* ASSIGNED TASK
In the data below, find each line carrying the string "KUNCI" and copy it out.
# # # # #
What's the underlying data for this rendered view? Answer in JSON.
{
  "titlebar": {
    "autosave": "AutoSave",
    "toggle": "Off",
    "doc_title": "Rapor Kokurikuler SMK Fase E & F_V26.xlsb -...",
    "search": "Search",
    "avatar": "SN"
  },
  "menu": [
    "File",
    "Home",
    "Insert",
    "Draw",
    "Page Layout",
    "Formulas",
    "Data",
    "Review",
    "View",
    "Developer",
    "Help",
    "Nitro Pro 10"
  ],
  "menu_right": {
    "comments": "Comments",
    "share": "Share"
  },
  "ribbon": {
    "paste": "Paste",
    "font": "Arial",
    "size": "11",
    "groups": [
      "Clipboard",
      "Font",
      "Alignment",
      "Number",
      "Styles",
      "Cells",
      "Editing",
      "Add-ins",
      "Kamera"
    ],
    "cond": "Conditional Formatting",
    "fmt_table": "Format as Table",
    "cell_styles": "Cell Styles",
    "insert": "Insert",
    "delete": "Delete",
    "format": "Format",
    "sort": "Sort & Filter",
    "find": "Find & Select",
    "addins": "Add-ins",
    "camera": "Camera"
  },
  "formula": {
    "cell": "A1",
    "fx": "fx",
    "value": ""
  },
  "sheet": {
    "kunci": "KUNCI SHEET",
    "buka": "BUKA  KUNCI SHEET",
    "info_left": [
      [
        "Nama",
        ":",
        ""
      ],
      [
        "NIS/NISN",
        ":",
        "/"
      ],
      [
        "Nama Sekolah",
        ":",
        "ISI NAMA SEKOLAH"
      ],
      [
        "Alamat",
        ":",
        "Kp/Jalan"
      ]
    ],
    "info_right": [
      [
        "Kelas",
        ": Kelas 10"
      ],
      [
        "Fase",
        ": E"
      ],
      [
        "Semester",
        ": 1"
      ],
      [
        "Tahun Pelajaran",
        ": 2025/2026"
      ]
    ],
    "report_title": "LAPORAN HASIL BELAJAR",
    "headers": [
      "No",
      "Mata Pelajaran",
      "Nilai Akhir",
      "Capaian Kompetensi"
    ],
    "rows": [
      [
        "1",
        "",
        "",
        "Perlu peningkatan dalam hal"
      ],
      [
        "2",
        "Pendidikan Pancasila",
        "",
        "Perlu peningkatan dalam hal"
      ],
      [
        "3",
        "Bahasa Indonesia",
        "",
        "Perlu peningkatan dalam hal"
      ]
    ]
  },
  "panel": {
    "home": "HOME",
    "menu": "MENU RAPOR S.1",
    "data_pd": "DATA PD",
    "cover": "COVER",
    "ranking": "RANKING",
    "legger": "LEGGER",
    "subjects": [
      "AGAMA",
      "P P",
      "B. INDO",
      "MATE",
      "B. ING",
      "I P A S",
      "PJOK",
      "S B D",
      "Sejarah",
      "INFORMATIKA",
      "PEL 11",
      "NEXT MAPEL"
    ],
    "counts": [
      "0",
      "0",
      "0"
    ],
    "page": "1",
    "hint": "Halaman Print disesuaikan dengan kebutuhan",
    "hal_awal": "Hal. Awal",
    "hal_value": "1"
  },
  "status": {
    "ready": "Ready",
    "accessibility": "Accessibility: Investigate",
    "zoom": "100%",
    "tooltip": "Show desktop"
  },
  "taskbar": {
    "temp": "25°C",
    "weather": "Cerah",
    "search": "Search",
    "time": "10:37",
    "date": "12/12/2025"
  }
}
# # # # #
* EXERCISE OUTPUT
    "kunci": "KUNCI SHEET",
    "buka": "BUKA  KUNCI SHEET",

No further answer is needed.